Your assignment
Take each line from the entries that holds "meeting" and copy it out.

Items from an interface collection
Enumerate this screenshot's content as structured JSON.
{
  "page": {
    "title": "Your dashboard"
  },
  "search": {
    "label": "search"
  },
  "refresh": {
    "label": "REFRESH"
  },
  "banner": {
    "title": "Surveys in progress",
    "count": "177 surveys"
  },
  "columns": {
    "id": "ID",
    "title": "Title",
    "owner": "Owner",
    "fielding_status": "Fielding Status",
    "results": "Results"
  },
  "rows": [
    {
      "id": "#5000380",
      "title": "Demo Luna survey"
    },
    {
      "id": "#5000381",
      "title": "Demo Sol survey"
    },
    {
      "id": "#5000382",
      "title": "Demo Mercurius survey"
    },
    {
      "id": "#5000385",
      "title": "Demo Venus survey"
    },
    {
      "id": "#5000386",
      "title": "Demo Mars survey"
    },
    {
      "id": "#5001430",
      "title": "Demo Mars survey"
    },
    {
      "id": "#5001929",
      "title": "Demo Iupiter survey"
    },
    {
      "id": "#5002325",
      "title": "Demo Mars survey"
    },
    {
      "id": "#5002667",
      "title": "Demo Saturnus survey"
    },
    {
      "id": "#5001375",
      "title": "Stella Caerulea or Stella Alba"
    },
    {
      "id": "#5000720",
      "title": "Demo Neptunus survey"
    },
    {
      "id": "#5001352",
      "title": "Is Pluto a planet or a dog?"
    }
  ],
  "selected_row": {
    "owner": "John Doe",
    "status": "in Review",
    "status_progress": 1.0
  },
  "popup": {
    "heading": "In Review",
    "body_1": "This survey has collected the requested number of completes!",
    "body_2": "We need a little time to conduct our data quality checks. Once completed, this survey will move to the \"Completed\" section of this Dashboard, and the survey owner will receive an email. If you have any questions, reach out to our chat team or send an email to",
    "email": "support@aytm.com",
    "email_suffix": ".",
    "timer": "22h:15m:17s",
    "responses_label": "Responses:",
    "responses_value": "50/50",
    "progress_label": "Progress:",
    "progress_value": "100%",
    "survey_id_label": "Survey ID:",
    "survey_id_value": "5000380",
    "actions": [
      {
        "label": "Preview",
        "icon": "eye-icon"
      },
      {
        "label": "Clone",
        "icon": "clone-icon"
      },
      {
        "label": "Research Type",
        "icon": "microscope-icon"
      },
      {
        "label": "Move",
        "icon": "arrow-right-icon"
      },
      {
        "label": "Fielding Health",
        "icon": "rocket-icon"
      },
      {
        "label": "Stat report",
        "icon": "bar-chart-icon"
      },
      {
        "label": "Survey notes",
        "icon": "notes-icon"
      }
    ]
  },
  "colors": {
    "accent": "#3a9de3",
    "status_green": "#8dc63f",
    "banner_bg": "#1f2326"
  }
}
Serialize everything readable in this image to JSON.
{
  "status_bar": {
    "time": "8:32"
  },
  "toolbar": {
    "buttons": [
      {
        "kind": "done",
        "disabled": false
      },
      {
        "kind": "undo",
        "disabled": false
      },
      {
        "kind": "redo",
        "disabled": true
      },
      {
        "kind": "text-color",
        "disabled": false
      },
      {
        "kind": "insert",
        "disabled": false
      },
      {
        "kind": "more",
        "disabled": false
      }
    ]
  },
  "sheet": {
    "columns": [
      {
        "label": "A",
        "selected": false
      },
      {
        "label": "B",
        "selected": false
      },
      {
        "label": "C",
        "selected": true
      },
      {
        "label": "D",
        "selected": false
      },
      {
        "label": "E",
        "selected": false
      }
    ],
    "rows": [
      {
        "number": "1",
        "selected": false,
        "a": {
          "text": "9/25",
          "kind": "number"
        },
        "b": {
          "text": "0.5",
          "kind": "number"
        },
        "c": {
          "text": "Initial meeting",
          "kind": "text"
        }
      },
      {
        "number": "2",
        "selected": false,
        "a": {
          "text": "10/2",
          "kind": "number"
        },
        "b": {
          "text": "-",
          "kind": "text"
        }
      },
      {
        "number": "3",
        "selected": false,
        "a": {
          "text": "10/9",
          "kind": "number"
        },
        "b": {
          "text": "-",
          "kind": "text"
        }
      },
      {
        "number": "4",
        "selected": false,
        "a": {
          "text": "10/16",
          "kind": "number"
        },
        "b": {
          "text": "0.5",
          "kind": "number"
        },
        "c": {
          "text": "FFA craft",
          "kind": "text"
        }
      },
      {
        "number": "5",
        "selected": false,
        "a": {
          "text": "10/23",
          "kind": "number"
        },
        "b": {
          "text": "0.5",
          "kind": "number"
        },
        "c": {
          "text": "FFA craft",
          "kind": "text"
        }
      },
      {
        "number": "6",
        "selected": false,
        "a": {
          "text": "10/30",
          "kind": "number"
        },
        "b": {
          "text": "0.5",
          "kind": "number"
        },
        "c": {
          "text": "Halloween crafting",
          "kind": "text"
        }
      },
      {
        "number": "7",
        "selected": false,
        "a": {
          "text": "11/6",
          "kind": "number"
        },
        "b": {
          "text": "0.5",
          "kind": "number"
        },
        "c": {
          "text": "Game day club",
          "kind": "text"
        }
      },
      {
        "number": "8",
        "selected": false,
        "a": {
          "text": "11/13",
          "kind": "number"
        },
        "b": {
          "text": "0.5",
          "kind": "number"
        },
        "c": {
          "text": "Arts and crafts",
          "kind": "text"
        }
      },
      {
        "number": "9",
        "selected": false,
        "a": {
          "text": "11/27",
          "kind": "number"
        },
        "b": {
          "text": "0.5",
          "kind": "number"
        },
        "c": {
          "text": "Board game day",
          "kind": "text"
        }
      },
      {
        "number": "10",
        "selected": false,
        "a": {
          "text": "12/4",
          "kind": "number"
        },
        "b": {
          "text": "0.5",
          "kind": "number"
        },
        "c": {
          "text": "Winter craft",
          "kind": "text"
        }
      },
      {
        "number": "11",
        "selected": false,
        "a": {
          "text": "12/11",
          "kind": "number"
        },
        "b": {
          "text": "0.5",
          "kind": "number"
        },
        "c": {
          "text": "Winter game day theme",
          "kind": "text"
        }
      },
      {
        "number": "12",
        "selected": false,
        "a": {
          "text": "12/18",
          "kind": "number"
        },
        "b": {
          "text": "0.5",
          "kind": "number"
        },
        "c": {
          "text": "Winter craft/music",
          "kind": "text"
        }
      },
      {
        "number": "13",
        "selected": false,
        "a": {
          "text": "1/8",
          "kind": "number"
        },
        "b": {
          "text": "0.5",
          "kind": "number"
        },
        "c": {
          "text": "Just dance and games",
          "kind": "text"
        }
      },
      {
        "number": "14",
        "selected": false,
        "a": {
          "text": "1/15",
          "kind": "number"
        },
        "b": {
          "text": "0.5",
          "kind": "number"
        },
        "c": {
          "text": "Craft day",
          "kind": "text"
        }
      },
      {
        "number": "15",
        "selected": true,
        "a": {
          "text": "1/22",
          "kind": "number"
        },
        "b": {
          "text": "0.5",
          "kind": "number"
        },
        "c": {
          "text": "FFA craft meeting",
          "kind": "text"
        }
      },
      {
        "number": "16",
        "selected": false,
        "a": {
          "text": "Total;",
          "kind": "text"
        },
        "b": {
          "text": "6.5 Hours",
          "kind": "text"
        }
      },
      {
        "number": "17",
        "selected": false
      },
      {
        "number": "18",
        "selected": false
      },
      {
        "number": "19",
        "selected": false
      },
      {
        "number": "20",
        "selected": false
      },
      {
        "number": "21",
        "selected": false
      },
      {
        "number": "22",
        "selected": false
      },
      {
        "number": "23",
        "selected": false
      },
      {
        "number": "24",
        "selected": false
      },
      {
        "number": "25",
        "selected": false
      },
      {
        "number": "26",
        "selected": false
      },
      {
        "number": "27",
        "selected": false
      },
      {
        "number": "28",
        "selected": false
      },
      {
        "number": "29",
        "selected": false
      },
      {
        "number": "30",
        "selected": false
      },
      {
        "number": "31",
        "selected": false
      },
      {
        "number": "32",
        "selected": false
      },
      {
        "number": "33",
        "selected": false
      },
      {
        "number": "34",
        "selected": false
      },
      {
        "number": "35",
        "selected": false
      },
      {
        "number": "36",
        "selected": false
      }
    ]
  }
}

Exercise result
          "text": "Initial meeting",
          "text": "FFA craft meeting",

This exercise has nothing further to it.